◆ Task statement
Go through the entries below, tally each line with the string "data", and give the final number by itself.

◆ Task input

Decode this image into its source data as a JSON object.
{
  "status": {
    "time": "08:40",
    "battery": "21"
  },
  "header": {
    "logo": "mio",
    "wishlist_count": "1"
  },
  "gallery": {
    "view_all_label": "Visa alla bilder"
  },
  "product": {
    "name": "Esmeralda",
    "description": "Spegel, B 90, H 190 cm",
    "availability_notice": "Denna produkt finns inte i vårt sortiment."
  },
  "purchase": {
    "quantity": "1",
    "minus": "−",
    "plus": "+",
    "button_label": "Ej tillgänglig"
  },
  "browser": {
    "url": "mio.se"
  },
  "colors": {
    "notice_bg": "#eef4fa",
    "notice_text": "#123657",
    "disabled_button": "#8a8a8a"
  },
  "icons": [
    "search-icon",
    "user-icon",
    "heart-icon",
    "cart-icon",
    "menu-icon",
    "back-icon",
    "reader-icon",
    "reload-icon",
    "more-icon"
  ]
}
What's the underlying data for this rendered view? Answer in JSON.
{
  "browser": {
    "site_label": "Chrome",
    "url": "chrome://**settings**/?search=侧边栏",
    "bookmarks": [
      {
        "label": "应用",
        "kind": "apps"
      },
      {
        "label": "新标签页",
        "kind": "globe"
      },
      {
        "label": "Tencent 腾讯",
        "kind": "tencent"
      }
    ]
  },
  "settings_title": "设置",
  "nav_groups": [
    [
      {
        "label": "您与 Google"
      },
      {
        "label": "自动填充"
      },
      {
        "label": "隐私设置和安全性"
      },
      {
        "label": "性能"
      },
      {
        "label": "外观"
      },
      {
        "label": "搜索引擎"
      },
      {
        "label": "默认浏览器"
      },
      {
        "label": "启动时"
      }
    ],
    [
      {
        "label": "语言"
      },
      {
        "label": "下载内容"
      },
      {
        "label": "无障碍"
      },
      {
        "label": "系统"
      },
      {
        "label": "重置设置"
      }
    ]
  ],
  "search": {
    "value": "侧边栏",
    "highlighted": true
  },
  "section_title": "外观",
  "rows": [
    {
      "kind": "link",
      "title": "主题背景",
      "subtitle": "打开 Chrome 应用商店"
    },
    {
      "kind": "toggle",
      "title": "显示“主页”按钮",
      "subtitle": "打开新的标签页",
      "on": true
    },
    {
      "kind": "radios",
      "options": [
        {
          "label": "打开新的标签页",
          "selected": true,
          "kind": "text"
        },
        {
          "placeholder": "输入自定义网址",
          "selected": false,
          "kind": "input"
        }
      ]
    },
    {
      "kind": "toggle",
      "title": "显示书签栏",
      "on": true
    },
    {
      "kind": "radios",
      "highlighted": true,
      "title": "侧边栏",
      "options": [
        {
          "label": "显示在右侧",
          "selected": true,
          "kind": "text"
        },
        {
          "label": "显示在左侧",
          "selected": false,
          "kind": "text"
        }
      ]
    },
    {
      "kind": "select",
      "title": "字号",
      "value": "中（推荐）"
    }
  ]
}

◆ Solution for this exercise
2